Activity =
Report every line of the records below that includes the string "JSON".

Supplied data =

= Beginning of Section =

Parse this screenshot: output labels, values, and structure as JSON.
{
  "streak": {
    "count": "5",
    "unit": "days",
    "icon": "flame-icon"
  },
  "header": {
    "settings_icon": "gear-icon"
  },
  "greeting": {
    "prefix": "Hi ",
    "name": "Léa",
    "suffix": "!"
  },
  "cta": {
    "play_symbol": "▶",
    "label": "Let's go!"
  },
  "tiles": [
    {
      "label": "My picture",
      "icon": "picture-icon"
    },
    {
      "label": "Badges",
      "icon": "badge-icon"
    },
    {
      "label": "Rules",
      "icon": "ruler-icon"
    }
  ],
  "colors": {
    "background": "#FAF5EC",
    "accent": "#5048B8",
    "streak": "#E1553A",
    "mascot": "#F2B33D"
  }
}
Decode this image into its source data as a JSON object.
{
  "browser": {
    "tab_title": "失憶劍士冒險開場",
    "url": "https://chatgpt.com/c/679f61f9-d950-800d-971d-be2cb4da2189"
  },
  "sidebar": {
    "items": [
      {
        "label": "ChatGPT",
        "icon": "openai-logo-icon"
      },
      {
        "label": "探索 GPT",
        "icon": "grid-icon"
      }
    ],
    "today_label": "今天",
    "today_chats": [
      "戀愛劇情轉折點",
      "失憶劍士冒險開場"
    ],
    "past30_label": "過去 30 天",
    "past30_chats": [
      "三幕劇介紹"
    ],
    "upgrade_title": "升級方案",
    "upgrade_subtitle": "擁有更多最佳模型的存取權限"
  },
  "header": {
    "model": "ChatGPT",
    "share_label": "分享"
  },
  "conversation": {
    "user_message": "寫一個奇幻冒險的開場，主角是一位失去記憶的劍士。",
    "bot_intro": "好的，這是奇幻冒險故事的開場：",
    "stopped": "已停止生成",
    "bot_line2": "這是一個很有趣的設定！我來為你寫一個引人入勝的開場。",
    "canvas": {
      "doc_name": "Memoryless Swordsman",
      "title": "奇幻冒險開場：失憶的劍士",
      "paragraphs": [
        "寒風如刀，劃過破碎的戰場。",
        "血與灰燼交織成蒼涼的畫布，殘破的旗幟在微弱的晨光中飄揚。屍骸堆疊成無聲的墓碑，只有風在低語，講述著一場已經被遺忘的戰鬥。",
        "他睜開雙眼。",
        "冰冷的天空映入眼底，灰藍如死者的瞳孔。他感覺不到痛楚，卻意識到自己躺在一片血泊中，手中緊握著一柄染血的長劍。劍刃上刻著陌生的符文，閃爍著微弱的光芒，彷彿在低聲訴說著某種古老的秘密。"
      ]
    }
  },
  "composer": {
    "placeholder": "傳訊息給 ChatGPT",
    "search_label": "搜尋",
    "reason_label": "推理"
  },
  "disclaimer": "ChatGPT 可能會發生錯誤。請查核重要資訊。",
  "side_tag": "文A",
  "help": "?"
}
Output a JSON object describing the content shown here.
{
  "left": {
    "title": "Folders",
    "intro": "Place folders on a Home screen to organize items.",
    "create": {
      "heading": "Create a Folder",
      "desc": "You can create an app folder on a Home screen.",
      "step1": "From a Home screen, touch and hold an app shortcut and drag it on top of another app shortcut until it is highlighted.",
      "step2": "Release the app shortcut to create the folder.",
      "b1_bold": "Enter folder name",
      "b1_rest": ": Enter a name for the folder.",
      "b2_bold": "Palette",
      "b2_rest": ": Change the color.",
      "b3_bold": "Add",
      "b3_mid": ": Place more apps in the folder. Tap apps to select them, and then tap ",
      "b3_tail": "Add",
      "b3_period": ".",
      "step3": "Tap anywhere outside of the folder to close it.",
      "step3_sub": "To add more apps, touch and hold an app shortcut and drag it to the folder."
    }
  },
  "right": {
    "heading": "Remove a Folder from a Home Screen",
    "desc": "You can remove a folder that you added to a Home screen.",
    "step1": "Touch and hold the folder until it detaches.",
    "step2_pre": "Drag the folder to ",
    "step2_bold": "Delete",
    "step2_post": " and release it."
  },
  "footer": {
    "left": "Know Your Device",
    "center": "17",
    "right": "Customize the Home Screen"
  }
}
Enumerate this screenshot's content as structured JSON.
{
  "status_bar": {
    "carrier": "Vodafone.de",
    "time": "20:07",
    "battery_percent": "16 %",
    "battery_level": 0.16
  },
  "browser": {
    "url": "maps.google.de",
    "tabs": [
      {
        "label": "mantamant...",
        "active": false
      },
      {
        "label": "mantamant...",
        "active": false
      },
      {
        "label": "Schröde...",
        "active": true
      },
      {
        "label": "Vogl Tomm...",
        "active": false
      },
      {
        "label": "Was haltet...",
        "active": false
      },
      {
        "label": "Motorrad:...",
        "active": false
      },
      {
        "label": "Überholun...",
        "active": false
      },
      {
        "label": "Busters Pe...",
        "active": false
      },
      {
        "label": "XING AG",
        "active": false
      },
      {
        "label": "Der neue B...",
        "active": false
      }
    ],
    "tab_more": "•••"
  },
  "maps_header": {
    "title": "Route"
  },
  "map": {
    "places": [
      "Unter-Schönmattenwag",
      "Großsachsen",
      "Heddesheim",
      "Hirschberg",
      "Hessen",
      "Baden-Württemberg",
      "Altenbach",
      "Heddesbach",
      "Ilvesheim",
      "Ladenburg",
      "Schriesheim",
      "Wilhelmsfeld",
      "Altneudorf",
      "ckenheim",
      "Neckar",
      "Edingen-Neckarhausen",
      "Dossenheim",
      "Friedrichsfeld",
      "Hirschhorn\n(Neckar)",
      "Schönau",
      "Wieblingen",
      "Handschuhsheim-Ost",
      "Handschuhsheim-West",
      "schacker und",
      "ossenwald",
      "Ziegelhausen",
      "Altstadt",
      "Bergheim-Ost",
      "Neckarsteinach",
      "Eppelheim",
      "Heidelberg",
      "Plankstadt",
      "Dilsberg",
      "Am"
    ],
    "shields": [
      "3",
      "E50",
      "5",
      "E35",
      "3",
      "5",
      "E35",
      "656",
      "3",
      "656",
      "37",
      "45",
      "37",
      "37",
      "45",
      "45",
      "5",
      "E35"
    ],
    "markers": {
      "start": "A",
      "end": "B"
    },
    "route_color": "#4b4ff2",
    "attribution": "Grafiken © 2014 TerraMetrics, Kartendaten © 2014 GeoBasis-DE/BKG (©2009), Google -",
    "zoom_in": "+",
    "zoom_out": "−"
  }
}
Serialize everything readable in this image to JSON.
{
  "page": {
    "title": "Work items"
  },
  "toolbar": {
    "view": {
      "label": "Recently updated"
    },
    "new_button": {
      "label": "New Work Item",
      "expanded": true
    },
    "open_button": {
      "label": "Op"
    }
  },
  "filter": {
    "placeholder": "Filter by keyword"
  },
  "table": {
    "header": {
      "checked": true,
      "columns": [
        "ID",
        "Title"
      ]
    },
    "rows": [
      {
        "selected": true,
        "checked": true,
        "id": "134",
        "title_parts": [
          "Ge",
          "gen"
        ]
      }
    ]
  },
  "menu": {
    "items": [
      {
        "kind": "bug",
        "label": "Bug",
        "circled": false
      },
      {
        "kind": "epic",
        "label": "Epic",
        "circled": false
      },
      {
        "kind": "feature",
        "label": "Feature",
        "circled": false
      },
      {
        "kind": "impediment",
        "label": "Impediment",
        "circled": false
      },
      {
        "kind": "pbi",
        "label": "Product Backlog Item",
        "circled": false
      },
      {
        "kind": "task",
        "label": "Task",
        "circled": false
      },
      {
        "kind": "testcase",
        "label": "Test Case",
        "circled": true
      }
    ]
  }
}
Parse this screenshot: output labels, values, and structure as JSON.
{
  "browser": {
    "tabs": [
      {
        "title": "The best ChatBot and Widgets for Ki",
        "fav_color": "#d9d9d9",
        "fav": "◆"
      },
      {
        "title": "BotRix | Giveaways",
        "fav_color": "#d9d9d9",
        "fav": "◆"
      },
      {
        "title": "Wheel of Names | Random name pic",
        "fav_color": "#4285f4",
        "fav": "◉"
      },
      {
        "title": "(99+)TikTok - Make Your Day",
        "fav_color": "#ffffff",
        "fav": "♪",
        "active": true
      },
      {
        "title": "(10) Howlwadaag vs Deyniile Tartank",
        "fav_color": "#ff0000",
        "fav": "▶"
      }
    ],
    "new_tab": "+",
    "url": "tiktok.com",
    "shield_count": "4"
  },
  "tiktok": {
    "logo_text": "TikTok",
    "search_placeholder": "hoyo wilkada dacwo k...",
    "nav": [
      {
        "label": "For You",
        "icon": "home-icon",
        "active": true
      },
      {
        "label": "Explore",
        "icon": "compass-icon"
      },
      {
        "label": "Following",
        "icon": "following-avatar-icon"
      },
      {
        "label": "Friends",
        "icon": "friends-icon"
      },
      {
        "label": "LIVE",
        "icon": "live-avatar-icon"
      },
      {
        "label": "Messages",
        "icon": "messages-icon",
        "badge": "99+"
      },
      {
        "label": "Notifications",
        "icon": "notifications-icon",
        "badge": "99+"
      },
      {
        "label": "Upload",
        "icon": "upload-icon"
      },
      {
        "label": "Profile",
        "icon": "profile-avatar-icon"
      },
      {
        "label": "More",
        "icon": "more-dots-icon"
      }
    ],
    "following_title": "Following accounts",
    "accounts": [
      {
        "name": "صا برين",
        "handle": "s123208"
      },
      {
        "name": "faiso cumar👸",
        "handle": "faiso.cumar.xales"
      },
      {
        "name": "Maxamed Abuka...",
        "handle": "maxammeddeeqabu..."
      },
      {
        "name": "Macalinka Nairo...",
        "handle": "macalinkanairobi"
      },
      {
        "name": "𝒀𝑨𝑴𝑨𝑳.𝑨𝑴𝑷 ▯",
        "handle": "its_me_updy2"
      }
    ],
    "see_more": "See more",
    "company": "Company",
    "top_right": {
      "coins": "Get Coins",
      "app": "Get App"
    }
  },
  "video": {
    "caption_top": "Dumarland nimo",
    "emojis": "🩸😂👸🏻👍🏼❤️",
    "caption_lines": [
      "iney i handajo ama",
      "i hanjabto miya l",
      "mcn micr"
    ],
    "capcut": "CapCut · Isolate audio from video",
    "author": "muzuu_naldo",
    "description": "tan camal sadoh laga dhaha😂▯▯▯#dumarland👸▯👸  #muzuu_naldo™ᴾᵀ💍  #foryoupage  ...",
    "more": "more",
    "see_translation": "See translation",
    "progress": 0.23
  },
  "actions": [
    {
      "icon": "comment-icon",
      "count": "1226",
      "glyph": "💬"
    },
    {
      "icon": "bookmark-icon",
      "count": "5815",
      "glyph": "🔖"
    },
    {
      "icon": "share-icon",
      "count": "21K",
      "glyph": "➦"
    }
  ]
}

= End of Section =

Answer to the exercise =
Parse this screenshot: output labels, values, and structure as JSON.
Decode this image into its source data as a JSON object.
Output a JSON object describing the content shown here.
Enumerate this screenshot's content as structured JSON.
Serialize everything readable in this image to JSON.
Parse this screenshot: output labels, values, and structure as JSON.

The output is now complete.